“Hot on the trail of this titan, I thought to myself, “Where is the last place in town you’d expect to see Marshall McLuhan?” and that’s where we I found him–at Off-Broadway in North Beach, lunching amid the topless waitresses with Writer Tom Wolfe, Adman Howard Gossage and Dr. Gerald Feigen.”

More… 

 

Support Wandering Artists, who wander well

A reminder to support the pursuits of your local wandering artists. Oft quoted, “Not all who wander are lost…” {but some of us are, intentionally}.

Ergo: Not running away from something but strolling towards something, maybe noted upon finding. Maybe not. Wander on, document, create, share. Good shoes are a bonus, but don’t let them fool you into stopping. Beware imposters, the self-proclaimed et al. #drifton

Looking for a Direction

Vincent at the age of nineteen

Schoolboy, junior clerk at an art firm, teacher, bookseller, student and preacher: Vincent van Gogh was all of these before he decided at the age of 27 to become an artist. That decision would change the history of art forever.

‘I heard from Pa that you’ve already been sending me money without my knowing it, and in doing so are effectively helping me to get along. For this accept my heartfelt thanks.’

Vincent to Theo, Brussels, 2 April 1881

Longform Jouralism: Hiroshima via The New Yorker (originally published 1946)

Hiroshima

A hundred thousand people were killed by the atomic bomb. Survivors wonder why they lived when so many others died. Photograph from Rolls Press / Popperfoto / Getty (Note: shared here for educational purposes)

Note: exceptional piece of longform writing, crafted in the aftermath of the Hiroshima / Nagasaki 1945 and published a year afterwards. hyber-personal character storytelling in the wake of calamity.

Originally published By now available in full in The New Yorker

Gary Snyder: “Writers in Motion” interview from Poland
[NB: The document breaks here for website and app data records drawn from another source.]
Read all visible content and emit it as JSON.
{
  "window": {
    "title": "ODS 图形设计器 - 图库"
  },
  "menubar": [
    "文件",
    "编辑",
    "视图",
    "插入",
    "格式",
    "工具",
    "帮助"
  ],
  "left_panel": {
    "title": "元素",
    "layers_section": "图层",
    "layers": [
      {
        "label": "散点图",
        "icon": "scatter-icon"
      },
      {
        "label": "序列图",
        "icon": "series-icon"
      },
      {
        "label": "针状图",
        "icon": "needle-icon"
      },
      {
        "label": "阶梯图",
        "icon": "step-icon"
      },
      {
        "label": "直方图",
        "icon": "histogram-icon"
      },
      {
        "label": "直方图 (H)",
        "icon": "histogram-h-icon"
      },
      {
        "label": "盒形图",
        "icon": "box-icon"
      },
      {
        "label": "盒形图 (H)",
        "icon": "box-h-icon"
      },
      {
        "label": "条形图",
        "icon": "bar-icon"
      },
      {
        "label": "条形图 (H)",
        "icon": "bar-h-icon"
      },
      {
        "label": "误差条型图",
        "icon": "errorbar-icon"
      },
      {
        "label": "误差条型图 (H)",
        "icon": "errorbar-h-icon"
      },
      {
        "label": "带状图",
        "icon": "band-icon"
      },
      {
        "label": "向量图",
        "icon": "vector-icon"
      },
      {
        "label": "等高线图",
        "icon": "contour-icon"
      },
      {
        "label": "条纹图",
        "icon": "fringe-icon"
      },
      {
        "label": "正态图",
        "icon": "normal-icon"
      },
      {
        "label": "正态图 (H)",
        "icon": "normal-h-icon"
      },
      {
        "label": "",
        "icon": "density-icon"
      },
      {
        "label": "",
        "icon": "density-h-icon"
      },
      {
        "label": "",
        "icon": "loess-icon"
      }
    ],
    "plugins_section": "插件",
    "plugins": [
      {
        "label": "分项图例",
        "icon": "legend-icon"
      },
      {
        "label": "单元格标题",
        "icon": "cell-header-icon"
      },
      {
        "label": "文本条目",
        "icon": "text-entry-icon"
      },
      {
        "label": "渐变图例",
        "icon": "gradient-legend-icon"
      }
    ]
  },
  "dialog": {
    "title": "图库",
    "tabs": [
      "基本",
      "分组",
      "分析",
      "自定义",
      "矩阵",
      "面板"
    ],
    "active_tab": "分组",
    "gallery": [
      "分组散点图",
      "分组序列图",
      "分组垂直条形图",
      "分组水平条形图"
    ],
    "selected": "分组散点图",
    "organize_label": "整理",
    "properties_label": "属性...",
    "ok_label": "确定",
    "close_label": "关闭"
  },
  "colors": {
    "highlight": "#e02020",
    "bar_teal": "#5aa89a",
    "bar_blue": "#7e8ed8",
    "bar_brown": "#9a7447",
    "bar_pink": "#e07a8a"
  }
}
Poet Gary Snyder interview from Poland “Gary Snyder – Writers in Motion – Audiowizualna biblioteka pisarzy” you’ll likely enjoy: